Surely even someone sitting on millions would agree that this statement is "Very much unlike them". Why? Because even if you haven't got a paying job, everyone in Britain's still a professional cynic. Are you always stopping to gawp over rays of sunlight bouncing off windows, shaking your head in disbelief at the mystery of being? Does the government think that, between having their food tokens stamped and cash-converting their kids, Britain’s most needy are overturning logs outside of their houses to contemplate the fragile mini-beast?
“Sometimes there is just so much beauty in the world, I feel like I can't take it... and my heart is just going to... cave in,” the mother wheezes, hoisting the pram from the bus as a sanitary towel floats out of the window of a passing Subaru Impreza. I mean it’s possible, but kind of unlikely.
Then, after a couple of generic questions devoted to sussing out your work ethic, we get this:
Presumably, this is another question to test how interested you are in the world – which is fair but totally misguided. There was a time before the internet when going to museums meant you were the kind of person who wanted to educate yourself. It’s saying something that the people behind this test think you can’t do that today without having membership to the Natural History Museum. Which, let’s face it, is mostly just filled these days with sleazy American guys taking girls on cheap dates and kids running around the dinosaur bit hammering away at pointless "interactive" buttons.
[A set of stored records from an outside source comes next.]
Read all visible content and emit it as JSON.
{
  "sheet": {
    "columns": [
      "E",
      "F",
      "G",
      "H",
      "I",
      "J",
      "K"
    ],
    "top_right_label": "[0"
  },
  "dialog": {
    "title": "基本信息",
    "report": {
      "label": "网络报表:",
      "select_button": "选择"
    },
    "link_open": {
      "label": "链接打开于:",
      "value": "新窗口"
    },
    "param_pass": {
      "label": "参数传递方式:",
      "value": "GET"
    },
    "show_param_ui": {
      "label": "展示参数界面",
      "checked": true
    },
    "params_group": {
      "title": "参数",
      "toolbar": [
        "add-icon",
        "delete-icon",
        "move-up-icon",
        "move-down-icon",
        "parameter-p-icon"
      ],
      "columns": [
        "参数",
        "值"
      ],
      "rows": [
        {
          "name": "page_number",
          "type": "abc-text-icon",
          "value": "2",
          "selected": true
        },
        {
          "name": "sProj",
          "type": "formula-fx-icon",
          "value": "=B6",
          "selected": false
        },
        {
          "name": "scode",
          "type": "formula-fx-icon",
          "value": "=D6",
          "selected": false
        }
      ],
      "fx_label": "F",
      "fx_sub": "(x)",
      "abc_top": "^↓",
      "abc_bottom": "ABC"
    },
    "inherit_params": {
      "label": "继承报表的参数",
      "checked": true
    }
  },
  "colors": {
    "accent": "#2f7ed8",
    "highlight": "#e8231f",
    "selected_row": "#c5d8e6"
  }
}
Also, short of living in a museum, I’m struggling to see how you could visit one without going out of your way.
Think about how many other ways you could phrase this statement: “I put myself first”; “I’m not a team player”; “I hate other people”; “If this was Titanic, I’d be Billy Zane’s character refusing to let women and children board the lifeboats first...” I can’t decide if this is just the Nudge boys bringing out the Oxbridge phrasebook, or something they’ve inherited from team yoga sessions. Either way, it’s not what anyone who’s had to go through the incessant bureaucracy of claiming benefits wants to hear; and perhaps that’s the desired effect.
Presumably what they're suggesting here is that if you are fat, you’re also lazy and weak-willed, and if you have anorexic tendencies you will double up as a top employee.
Which is completely reasonable. I don't know about you, but I can't see anything wrong with a government putting that message out there at all.
I don’t know anyone besides Carol Vordeman (I don’t actually know Carol Vorderman) who has achieved excellence in maths since leaving school. How would you do that, anyway? Be really good at giving shop owners the right change? Perhaps the guys over at Nudge are suggesting that we should acknowledge excellence in other people. I mean, I give Stephen Hawking a nod when he pops up on TV, but would I describe the feeling I get in those moments as being thrilled?
No. In fact, I’ve probably never been thrilled in my whole life and certainly not when I was in the process of claiming benefit money.
Unless of course this whole thing is an elaborate ploy to fish out the privileged claimants ("So she
visited a museum in the past month – quick, let’s get her!"), but I seriously doubt it.
Somewhere towards the end, this thing transforms into a scene from Bedknobs and Broomsticks, resorting to phrases that even your grandparents haven’t used for 50 years. I was half-expecting questions 40-42 to be things like: “If you got into a bit of argy-bargy with a chum from the workhouse would you make it cushty lickety-split?” or, “Could I spend a penny on your tuppence if I cross your palm with diddly squat, ma'am?”
I can only imagine that this is the language used by people who hang out in museums these days. Wiling away their time contemplating the curiousness of art and life. Perhaps the guys who answered "Very much unlike me" to the next statement can tell us:
Does a sweet spag bol count? Stop for a second and ask yourself whether you’ve created a thing of beauty in the last year. Then stop and ask yourself whether that has anything to do with your fucking job hunt.
Follow Nathalie on Twitter: @NROlah